** TASK INPUT **
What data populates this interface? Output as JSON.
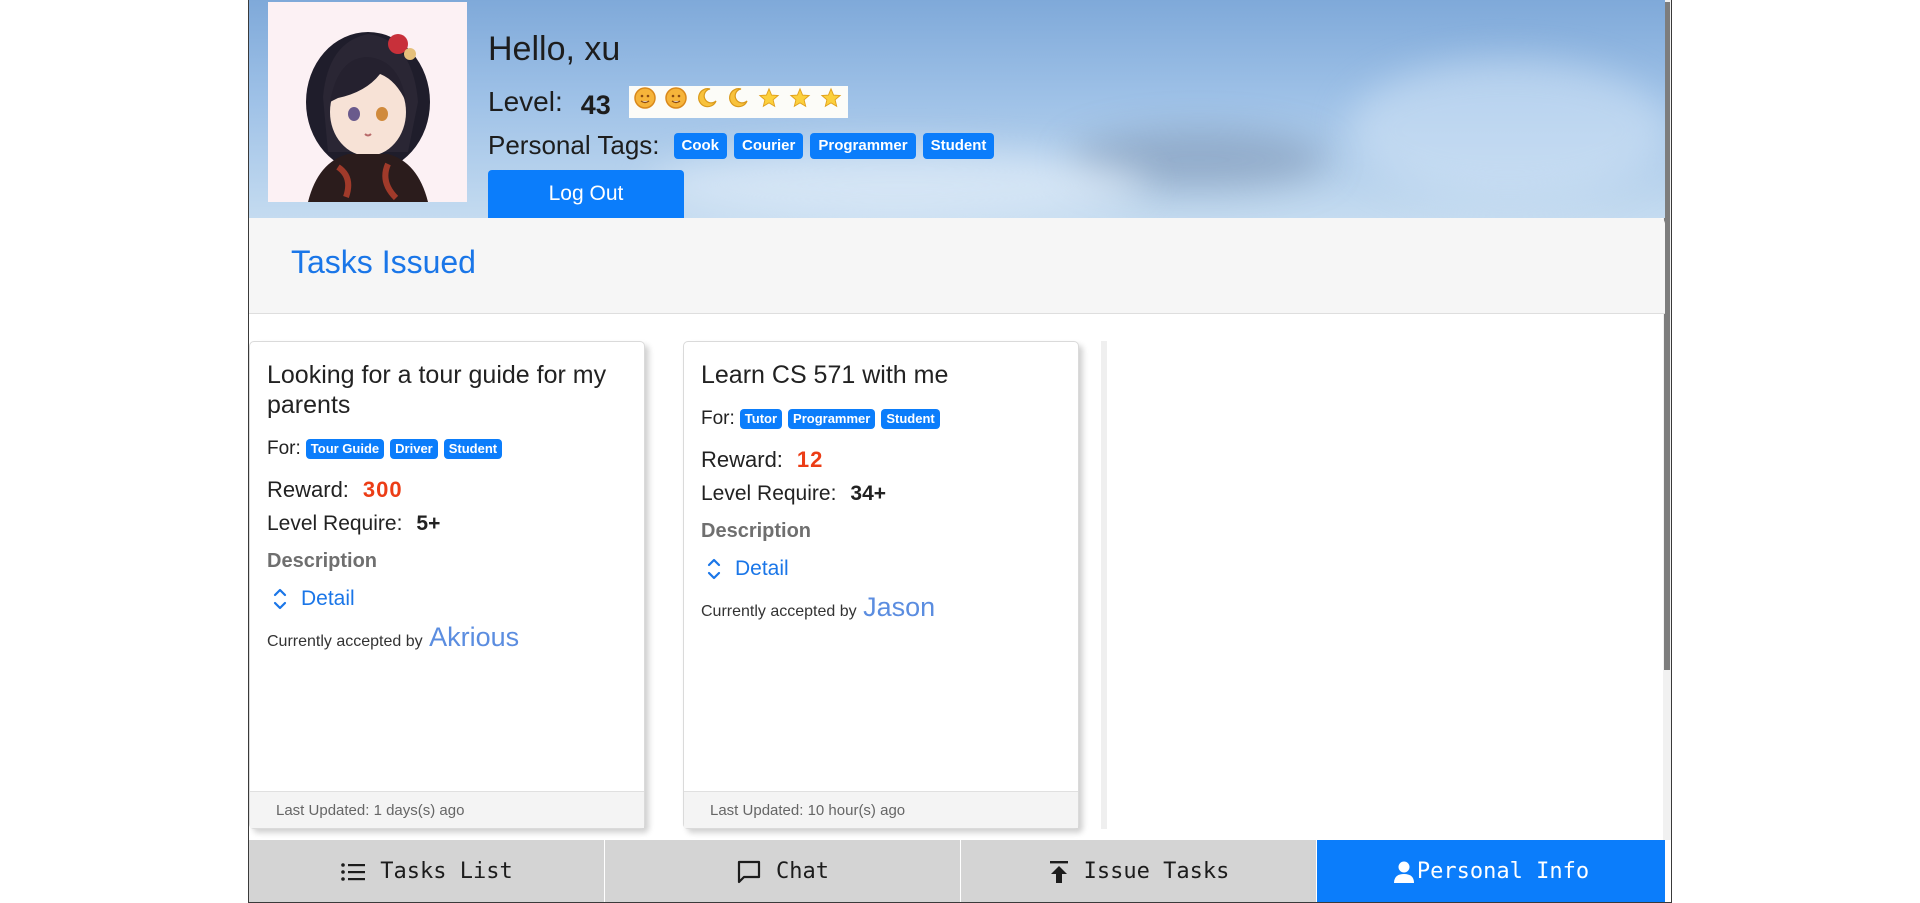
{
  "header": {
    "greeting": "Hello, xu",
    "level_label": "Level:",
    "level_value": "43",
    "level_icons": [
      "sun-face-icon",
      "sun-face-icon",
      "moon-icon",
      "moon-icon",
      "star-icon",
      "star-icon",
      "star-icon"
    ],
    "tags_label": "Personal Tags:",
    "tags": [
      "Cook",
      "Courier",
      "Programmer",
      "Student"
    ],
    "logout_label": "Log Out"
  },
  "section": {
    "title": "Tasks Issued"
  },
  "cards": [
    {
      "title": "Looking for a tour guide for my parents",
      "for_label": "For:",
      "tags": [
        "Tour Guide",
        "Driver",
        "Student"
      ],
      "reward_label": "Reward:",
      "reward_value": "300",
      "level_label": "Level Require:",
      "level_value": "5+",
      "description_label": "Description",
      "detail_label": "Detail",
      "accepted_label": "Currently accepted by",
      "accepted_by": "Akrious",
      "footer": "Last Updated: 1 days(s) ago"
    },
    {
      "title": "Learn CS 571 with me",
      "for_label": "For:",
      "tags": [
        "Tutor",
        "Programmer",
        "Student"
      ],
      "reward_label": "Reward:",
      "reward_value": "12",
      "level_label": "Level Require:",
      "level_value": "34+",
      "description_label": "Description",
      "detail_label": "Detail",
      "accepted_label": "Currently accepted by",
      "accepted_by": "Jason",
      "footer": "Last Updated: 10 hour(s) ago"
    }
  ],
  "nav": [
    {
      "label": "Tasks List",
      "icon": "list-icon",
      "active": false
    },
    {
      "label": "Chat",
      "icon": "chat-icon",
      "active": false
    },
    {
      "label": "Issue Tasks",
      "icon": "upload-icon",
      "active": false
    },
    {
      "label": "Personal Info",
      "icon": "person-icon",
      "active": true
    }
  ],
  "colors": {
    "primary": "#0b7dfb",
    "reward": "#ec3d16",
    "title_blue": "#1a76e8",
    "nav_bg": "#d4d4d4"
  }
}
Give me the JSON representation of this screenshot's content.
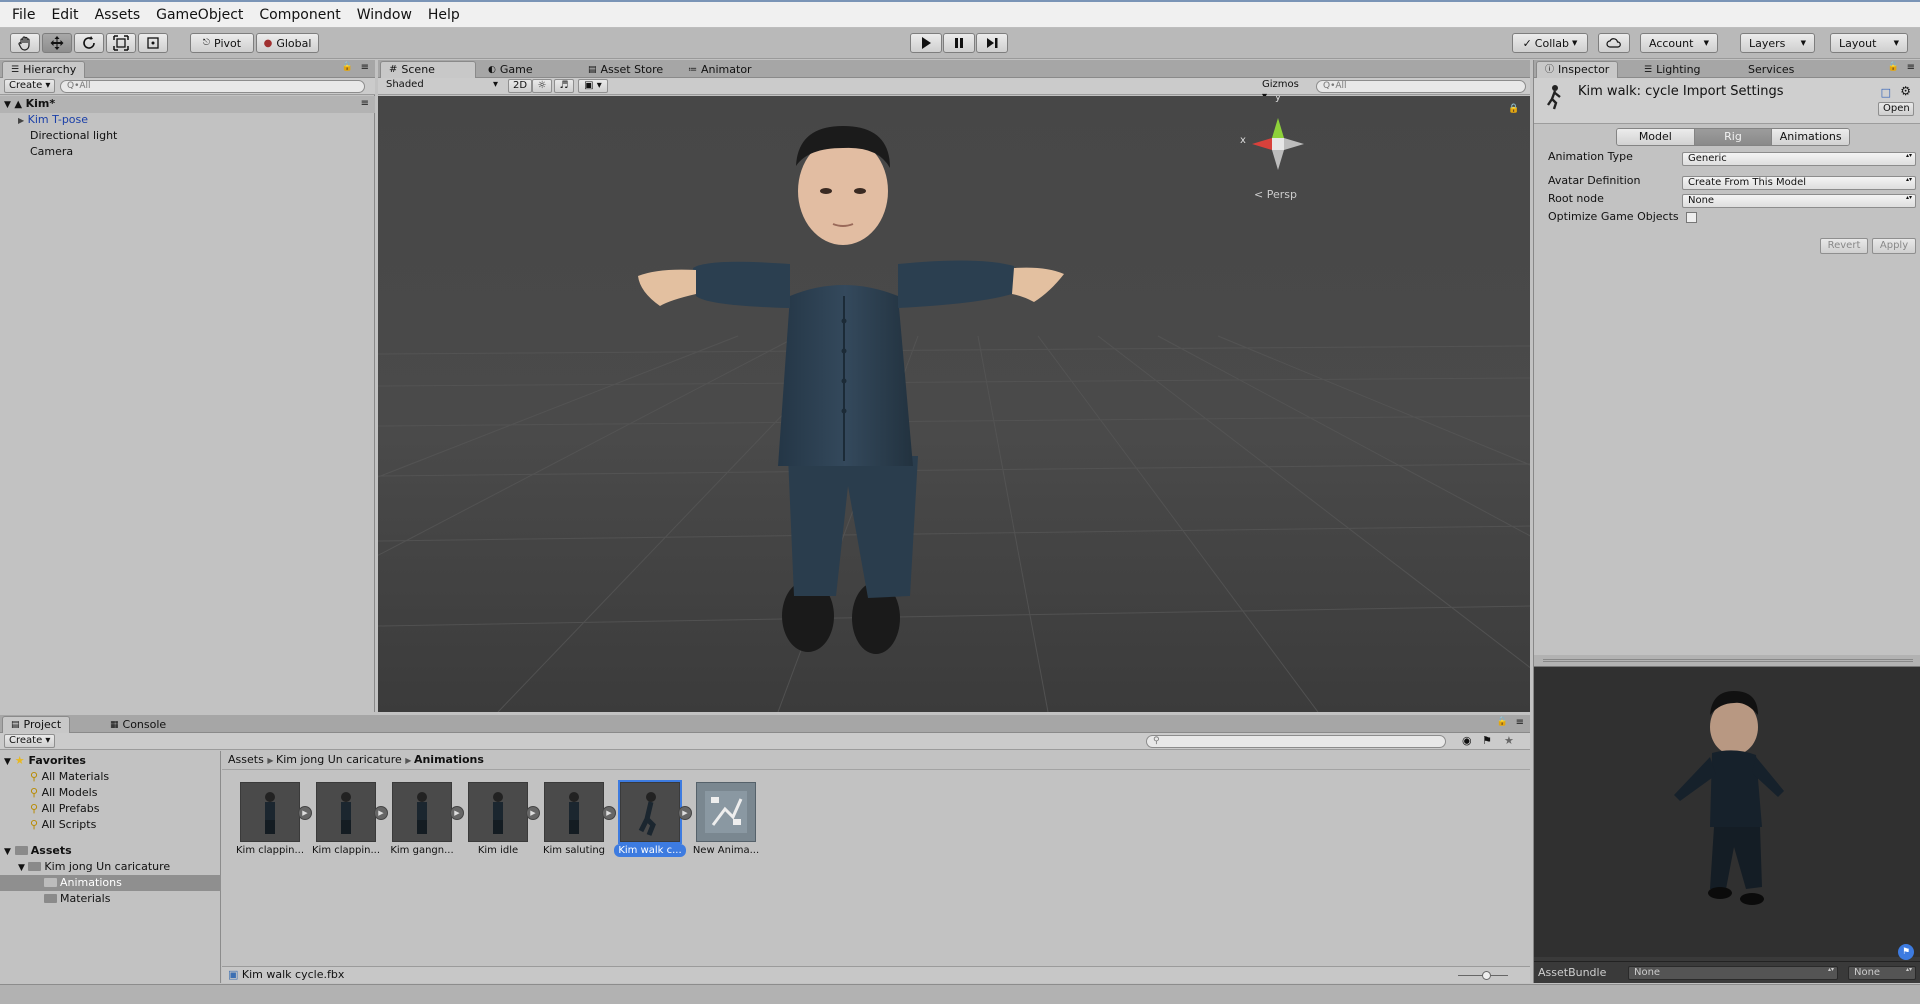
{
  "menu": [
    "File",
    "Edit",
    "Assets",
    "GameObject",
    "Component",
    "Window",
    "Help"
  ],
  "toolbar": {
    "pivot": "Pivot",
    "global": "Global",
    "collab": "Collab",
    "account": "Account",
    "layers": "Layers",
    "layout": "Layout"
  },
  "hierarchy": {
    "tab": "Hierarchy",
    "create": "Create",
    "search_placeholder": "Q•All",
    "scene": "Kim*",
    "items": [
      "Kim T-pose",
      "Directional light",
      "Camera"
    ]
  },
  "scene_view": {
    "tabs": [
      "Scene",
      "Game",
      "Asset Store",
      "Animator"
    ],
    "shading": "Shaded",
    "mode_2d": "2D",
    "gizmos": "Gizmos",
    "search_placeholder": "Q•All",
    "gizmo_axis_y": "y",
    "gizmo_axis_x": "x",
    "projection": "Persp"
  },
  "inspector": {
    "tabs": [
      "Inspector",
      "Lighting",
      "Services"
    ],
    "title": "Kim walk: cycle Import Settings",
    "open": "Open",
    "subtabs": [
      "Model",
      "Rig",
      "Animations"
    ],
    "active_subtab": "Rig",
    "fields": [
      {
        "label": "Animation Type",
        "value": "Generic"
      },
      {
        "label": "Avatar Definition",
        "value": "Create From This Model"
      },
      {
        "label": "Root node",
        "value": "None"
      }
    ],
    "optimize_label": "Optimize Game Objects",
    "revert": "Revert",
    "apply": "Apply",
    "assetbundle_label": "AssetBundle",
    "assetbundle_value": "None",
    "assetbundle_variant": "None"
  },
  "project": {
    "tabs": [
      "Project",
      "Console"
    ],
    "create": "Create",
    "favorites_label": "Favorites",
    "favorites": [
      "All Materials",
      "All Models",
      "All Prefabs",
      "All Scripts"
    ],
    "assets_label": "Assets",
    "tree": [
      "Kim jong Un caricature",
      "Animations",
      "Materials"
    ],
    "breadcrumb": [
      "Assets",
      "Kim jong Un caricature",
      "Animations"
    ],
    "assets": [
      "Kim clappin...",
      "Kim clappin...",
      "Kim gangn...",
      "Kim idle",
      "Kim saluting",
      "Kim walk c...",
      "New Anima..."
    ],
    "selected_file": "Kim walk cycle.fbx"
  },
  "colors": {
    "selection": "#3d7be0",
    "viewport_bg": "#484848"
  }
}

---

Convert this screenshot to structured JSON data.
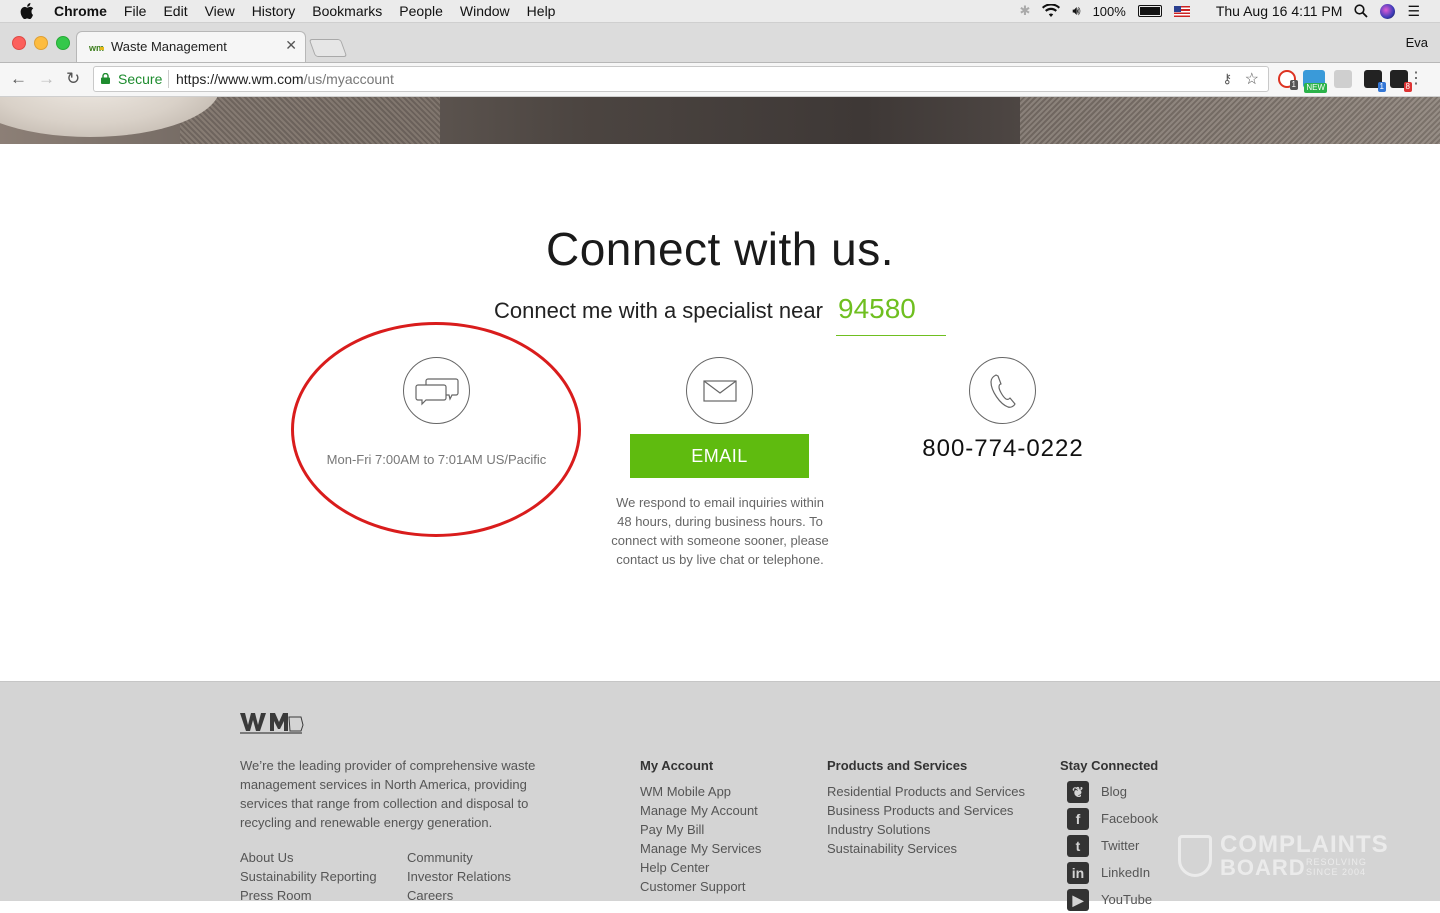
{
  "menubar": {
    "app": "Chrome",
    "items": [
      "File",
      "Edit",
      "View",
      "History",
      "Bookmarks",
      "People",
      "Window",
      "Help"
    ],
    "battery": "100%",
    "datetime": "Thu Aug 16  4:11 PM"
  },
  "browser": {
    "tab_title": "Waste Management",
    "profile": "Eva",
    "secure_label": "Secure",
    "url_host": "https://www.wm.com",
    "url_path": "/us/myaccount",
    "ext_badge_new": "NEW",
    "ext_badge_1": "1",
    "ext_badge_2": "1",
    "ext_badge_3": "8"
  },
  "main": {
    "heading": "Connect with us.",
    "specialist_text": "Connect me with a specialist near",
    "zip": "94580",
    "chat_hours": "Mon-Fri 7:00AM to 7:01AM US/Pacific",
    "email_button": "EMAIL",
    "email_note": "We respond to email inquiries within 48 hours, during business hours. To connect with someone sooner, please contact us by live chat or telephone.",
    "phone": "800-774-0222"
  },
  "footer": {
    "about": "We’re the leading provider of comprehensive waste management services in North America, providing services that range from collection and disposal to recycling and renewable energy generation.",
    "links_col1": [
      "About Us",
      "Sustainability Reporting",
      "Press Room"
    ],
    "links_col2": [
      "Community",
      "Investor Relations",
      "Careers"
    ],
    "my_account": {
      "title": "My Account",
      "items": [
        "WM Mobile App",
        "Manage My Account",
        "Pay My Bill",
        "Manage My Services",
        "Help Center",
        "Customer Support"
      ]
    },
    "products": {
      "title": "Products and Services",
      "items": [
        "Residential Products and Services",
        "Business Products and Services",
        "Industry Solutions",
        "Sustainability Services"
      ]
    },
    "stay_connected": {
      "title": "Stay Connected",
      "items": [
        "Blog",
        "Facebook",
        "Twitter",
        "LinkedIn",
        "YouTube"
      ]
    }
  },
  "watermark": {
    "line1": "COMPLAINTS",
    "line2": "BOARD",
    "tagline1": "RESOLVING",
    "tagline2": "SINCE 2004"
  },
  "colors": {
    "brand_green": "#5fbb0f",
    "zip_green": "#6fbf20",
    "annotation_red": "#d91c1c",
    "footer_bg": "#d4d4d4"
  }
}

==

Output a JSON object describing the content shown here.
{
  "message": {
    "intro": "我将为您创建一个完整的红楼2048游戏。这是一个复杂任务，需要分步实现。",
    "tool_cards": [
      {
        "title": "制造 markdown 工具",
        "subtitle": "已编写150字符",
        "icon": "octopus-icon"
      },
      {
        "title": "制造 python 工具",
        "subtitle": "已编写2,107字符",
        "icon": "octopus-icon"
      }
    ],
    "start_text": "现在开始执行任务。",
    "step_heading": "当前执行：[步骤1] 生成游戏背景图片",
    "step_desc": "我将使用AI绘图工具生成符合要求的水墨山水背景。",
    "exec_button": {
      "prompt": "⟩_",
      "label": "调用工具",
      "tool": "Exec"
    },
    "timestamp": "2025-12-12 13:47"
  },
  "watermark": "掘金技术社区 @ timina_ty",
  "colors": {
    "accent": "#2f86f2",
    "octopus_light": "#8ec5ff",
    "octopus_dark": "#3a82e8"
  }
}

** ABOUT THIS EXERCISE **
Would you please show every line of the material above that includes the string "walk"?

** COMPLETED TASK **
    "title": "Kim walk: cycle Import Settings",
      "Kim walk c...",
    "selected_file": "Kim walk cycle.fbx"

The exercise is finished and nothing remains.